The key to dirt late model handling is getting them to turn

It’s been a while since I wrote a post. And I’m sorry for that, to my loyal readers that have come to the site for the past year since I started this blog. It seems to me the biggest problem people have with their cars is getting the cars to turn well and still get enough traction. Some people I talk to confuse traction with either a tight or a loose race car. To me a balanced race car is one that turns when and where you need it to with the steering wheel. I run into so many people who think that it is totally normal to turn off there right front brake or put excessive amounts of rear brake to get the car into the corner. A good balance to a car is one that responds to steering wheel input without the use of excessive brake biasing.



Slip angle

So let’s dig a little deeper into how a car turns and some ideas to keep you car turning freely around the corner. Turning the tires will start loading a slip angle into the tires. The tire will stretch to a slightly higher angle than that which the car will follow. The way tires are constructed, the tire will actually create more grip as the slip angle is increased, to a certain point, then traction will start to fall off. The real hard part sometimes is creating enough traction to steer the car on turn entry and through the middle while getting the maximum amount of traction on the exit of the turn. It is a nice effect to be able to pull traction into the front with the steering wheel when you need the car to turn then release that traction by unwinding the steering wheel. Many people will try to over compensate for lack of traction off the corner by loading up on the rear percentage. This may work for some drivers in some situations, but most of the time the car will get out of balance and get tight because the right rear tire is stuck too hard, or the car will get excessively loose because of the swinging pendulum of the weight biased towards the rear. The first case is more prevalent on short paper clip style tracks, when braking is done more in a straight line. The latter case is more prevalent on large radius entry turns, where the weight has some time to build some inertia.



Rear percentage

It seems most modifieds and late models run in the vicinity of 54 percent rear and 57 percent rear, depending on the driver, type of rear suspension and the shape of the track. If your car is outside of these percentages, it may be crutched to be fast in one particular part of the track, while severely hurting in another. I have seen many cars win races outside of these parameters, but if you are struggling with a handling problem this is one area I would look at.

Left side weight

The same holds true for left side weight. Normal parameters are between 53 percent and 56 percent left side weight, depending on much the same criteria; rear suspension configuration, driving style, and track shape and size. A paper clip style track would require a little more left side weight to help the car rotate more rapidly. While a large radius track requires a little less left side weight to get more side bite on the right side tires to keep the car from sliding through the corners. The car needs to stick and turn the radius with the steering wheel, not having to use the pedals to get the car to turn the corner.

Front end settings

Another vital aspect to making your car turn well is simply the front end settings. Most of the time when handling goes away on a car there is something wrong with the front end.
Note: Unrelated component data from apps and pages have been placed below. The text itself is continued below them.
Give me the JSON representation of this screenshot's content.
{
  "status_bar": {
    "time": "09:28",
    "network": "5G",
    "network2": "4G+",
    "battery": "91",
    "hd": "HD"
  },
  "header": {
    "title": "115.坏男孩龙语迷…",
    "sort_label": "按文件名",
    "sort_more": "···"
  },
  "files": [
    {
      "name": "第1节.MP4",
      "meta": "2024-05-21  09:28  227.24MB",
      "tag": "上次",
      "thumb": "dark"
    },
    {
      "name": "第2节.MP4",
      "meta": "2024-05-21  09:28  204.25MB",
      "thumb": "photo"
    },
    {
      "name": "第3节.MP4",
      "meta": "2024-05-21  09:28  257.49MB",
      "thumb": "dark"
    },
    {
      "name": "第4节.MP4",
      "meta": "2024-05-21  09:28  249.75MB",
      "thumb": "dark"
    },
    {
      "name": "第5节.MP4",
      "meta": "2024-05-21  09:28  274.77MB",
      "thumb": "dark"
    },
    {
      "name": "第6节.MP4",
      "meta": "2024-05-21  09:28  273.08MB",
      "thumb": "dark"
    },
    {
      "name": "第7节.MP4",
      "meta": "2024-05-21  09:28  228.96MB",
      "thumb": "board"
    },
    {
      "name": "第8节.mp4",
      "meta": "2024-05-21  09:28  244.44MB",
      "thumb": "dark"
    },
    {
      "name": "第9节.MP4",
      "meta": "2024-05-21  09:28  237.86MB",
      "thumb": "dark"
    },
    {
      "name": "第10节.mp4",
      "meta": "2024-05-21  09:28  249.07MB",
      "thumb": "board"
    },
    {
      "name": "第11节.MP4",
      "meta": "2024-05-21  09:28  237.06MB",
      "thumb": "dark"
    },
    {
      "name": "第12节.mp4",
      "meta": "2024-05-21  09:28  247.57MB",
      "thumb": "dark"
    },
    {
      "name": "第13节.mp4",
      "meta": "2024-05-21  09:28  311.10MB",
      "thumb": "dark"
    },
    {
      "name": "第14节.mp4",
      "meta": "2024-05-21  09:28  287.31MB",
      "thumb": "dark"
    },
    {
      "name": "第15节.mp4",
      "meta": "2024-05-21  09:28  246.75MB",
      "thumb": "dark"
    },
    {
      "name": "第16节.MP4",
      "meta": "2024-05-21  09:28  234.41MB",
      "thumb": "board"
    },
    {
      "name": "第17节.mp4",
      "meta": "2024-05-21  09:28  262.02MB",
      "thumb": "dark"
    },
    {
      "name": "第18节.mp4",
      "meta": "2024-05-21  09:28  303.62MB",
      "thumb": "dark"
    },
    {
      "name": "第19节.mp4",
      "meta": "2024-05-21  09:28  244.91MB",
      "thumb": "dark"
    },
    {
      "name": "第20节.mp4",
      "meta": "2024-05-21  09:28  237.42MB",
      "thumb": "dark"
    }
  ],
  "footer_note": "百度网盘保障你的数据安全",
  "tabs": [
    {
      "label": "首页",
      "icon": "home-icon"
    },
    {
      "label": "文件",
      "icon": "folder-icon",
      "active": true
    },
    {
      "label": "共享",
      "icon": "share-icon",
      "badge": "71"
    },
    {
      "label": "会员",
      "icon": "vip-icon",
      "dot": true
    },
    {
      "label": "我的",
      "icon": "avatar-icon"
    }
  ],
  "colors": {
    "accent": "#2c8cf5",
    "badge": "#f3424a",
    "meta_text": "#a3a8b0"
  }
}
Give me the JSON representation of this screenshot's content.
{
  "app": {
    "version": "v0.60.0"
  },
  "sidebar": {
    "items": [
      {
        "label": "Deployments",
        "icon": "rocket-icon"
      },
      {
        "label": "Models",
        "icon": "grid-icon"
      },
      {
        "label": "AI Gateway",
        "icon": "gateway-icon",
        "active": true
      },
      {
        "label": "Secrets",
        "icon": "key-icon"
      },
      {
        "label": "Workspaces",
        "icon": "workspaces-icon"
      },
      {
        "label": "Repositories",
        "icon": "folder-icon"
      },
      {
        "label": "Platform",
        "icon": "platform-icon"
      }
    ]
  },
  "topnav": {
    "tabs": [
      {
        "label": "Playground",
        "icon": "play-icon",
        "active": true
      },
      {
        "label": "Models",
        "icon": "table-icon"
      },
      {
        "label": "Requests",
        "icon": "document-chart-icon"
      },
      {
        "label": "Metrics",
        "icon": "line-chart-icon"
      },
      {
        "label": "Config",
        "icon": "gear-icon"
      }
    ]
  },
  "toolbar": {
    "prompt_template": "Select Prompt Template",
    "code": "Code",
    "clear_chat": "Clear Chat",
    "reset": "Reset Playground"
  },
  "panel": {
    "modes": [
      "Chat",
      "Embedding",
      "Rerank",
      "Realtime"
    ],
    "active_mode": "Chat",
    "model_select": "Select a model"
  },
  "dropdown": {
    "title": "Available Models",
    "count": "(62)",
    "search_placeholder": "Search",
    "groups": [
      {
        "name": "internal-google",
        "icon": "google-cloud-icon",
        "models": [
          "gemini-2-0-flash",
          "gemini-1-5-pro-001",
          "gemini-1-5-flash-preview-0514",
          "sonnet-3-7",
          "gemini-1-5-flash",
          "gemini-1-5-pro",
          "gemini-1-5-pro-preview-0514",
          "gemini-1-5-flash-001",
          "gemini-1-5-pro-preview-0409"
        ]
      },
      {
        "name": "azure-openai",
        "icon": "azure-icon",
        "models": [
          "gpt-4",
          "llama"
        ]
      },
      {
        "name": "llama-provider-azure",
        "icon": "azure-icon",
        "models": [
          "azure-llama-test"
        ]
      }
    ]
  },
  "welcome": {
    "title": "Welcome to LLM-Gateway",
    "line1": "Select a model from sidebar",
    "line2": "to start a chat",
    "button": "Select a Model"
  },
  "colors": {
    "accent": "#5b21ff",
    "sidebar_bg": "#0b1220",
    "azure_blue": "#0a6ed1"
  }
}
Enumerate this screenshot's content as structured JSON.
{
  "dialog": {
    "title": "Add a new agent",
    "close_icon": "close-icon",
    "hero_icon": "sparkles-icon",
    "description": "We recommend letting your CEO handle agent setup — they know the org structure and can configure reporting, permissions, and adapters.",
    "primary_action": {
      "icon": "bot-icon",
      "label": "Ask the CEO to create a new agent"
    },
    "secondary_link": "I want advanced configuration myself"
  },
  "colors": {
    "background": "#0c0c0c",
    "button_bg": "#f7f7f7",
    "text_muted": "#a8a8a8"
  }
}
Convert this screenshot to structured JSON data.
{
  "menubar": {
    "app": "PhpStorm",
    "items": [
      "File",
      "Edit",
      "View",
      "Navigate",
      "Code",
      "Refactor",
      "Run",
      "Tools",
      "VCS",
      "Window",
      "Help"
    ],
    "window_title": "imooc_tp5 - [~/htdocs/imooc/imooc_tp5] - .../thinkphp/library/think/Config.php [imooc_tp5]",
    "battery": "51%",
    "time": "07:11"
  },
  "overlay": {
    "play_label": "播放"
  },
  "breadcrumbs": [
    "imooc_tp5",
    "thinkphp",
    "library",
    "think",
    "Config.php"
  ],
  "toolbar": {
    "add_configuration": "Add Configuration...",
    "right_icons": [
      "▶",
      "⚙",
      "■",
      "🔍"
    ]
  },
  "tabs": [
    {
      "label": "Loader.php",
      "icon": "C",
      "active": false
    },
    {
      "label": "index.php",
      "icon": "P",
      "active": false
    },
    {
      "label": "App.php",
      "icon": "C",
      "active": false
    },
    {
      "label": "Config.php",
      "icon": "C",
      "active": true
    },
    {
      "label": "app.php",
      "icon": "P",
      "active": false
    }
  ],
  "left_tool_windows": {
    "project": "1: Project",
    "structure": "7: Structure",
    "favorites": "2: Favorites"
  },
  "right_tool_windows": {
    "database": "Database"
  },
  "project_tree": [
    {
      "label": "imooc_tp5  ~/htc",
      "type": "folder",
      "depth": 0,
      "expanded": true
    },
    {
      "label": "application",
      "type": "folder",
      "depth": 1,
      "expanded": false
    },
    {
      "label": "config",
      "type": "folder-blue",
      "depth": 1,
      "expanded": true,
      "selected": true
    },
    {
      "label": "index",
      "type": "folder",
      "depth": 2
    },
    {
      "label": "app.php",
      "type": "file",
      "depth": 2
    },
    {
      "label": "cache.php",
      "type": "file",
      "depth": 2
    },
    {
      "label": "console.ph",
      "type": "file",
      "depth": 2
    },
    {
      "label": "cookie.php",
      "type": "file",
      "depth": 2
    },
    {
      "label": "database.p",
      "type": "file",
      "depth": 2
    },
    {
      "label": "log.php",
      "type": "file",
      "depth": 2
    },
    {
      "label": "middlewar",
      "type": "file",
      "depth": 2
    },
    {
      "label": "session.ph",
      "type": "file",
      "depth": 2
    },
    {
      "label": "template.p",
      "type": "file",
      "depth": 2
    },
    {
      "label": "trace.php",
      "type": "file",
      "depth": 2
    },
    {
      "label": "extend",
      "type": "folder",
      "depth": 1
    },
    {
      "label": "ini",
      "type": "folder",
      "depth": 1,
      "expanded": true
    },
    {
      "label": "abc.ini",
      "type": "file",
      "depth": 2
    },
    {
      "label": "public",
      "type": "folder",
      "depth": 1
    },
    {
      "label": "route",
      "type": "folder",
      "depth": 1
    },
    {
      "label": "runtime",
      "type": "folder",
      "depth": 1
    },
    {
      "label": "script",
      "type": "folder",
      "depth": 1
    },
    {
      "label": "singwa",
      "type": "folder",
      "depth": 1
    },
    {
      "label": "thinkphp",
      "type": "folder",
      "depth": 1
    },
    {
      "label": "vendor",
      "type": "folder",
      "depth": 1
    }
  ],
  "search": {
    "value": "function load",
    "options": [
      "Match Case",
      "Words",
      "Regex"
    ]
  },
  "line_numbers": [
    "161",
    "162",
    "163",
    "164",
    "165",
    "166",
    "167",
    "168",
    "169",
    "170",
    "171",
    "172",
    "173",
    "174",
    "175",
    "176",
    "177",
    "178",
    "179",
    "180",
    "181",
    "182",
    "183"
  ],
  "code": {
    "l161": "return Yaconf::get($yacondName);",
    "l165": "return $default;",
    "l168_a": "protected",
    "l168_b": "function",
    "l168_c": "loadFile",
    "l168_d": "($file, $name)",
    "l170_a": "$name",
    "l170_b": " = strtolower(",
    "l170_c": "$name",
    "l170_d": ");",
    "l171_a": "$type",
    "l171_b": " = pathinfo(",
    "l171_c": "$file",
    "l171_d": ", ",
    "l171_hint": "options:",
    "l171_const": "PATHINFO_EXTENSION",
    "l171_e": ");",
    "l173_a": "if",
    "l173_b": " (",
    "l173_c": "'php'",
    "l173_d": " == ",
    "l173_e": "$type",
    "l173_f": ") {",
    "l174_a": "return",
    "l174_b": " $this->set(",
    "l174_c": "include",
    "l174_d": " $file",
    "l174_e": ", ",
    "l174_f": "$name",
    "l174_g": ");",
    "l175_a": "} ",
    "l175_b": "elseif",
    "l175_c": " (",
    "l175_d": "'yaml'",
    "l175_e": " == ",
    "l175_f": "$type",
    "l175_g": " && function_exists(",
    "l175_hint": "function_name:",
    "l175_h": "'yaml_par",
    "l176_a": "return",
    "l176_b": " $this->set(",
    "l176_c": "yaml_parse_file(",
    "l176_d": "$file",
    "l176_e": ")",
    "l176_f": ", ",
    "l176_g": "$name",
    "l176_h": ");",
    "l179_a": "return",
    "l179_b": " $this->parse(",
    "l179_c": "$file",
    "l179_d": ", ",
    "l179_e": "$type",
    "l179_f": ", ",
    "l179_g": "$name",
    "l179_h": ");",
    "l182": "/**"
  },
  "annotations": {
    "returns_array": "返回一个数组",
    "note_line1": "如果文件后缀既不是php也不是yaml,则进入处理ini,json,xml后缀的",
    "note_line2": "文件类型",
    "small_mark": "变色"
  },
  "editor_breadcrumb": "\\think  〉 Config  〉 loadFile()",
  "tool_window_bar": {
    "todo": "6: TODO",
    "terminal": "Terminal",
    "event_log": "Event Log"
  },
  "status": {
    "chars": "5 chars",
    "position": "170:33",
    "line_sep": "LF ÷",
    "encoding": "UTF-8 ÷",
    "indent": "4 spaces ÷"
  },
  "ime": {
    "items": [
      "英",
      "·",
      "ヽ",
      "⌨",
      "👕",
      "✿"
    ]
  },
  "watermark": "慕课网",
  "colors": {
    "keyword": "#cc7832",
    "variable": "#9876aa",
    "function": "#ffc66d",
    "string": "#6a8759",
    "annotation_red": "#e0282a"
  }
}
If your bumping and banging with cars or pounding the car off the cushion, check you front end settings. A car that looses a bunch of camber in the right front will become tight because that tire won’t have as much traction in it as it once did. Loosing caster on the right front, because of  a bent spindle, will also make the car wander or have very little feedback on the wheel. Excessive amounts of “toe out” can more easily be tolerated, than “toe in”. “Toe in” will make the car dartey and uncontrollable. An acceptable starting point for toe is usually 1/4″ to 3/8″ out.

Wedge

Another area to look at if the car is too tight is the amount of wedge being run in the car. Most drivers I know pick up the gas before the apex of the corner and try to rotate the car on the gas through the middle of the corner then on exit. Too much wedge, either static or dynamic will cause the car to push across the center, and the driver may have to lift out of the throttle to turn the car again on the exit of the corner. A huge amount of time will be lost if this happens. Either dropping the right front spring rate down, decreasing static wedge, or changing bar angles in some types of rear suspension, will decrease the amount of static wedge being held in the car.

I was thinking on answering questions as one of my blog posts, so if anyone has and questions they would like answered as a blog post.

Be fast,

Kevin